Massachusetts has an unexpected estate tax that’s catching lots of unsuspecting families. And you might be one of them.
The Massachusetts calculation to determine the tax is dramatically different than most states and the federal government’s method. Furthermore, it is out of date and arguably unfair. If you think the estate tax is only for the wealthy, think again.
The Massachusetts estate tax is regularly entrapping unsuspecting middle-class families. If you own a modest house in the greater Boston area and you’ve funded your IRA for an adequate retirement, your estate may get hit with the death tax. In estate planning circles, Massachusetts is the least desirable state in which to reside if you want to pass assets to your heirs.
Massachusetts implemented the current estate tax rules back in 2001. Unlike other states, it’s never been indexed for inflation. In the past three years, nine states have eliminated or lowered their estate taxes. Many more states are raising their lifetime exemptions (the amount that is excluded from estate tax calculation). New Jersey is scheduled to eliminate its estate tax altogether, joining about a half-dozen others that have ended their estate taxes over the past decade.
States are getting competitive for wealthy taxpayers. Since the federal estate-and-gift tax exemption became approximately $5 million in 2011 ($10 million for married couples), taxpayers have begun to pay attention to how their state implements the death tax. And, while most states have paid attention to this competitive threat, Massachusetts has decided to go in the opposite direction and scare taxpayers completely away.
Massachusetts and Oregon are tied for the worst place to die. These two states have estate-tax exemptions of $1 million and neither adjusts for inflation. Furthermore, Massachusetts is considering raising income taxes on millionaires. People are moving and will continue to move to other states because of this policy.

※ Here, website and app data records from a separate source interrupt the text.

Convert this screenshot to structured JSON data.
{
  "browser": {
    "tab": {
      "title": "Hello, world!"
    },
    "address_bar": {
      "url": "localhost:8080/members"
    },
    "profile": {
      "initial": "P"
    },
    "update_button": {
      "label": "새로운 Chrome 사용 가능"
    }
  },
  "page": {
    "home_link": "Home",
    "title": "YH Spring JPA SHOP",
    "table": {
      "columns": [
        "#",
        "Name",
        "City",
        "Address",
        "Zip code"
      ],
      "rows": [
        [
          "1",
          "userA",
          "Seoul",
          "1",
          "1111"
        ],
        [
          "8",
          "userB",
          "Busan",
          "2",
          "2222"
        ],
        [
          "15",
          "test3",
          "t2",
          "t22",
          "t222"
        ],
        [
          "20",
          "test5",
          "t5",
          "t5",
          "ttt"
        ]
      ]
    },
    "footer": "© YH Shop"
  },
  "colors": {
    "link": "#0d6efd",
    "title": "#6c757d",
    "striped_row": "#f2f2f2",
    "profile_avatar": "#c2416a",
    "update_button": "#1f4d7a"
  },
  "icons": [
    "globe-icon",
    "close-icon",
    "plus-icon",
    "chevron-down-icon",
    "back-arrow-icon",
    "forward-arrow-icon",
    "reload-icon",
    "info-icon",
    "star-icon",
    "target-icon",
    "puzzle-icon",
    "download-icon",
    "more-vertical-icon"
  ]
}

Florida’s not only warm sunny, it’s tax policy is also welcoming.
As previously mentioned, the Commonwealth of Massachusetts has peculiar rules when it comes to the estate calculation. The 2017 threshold for federal exemption was $5.49 million ($10.98 million for a couple) and it was just doubled under The Tax Cut and Jobs Act of 2017 which raised it to $11.2 million for an individual ($22.4 million for a couple), meaning if your estate tax is under that, you’ll avoid the estate tax. If your estate is over that, only the amount above the threshold is taxable. For example, John has a $12 million estate, only $800,000 will be subject to the estate tax.
The Massachusetts exemption threshold is only $1 million, much less than the current federal estate taxes. But unlike the federal estate tax, which only taxes the excess over the threshold. In Massachusetts the threshold is a trigger. The majority of estate becomes taxable (starting at $40,000). While the tax rate is less than federal, starting at 0.8 percent and capping off 16 percent, (the federal rate is 40 percent), it is snaring lots of taxpayers at death.
The tax on a $1 million estate is approximately $36,000, however the tax on an estate that is $999,999 is zero. If you are a Massachusetts resident and all of your assets combined are just a bit above $1 million, get below that threshold or change your residency before you die. Otherwise, death taxes will be due.
If you plan on gifting to get below the threshold, the Massachusetts gifting rules are also complicated. The federal system is set up to tax gifts above a certain amount. Massachusetts does not tax gifts at all. But Massachusetts will add back gifts to determine whether the decedent’s estate exceeds the $1 million threshold. Gifts are typically limited to $14,000 per recipient per year. This is often referred to as the annual exclusion. But if you give more than $14,000 in a year ($28,000 if you’re married) to one person, then you are supposed to file a gift tax return. For example, if you give someone $114,000, you must report a taxable gift of $100,000 (the $15,000 annual exclusion would not be reported). While you must report these amounts, you’ll only pay a tax if all of your taxable gifts combined exceed the federal estate tax threshold of $11.2 million ($22.4 million per couple). You can give that $11.2 million during your lifetime or upon your death and no federal taxes would be due.
While your gifts greater than the annual exclusion ($15,000) are typically irrelevant for federal tax purposes, they have an impact on the Massachusetts death tax calculation. Massachusetts adds back the gifts when determining whether your estate exceeds the $1 million threshold. For example, if someone with a $1.2 million estate gave each of his/her three children $100k each in addition to the annual exclusion ($300k total), the estate size would be lowered to $900,000. Upon death, that $300,000 must be added back to determine if the estate is taxable in Massachusetts. While the estate in this example is below the threshold, the gifts added back triggered the estate tax.
If you are at the threshold, estate taxes can be minimized, but you need to plan. While the Massachusetts estate tax rate is significantly lower than the federal rate, it can often be reduced or avoided entirely through smart gifting strategies.
Estate planning mishaps are hitting the Massachusetts’ middle class all too often. Frankly, our legislative body needs to modernize our estate tax laws so that Massachusetts has a competitive system. Or we will continue to see our loved ones flee to more “warmer and friendlier” states.
A version of this article originally appeared in the Old Colony Memorial.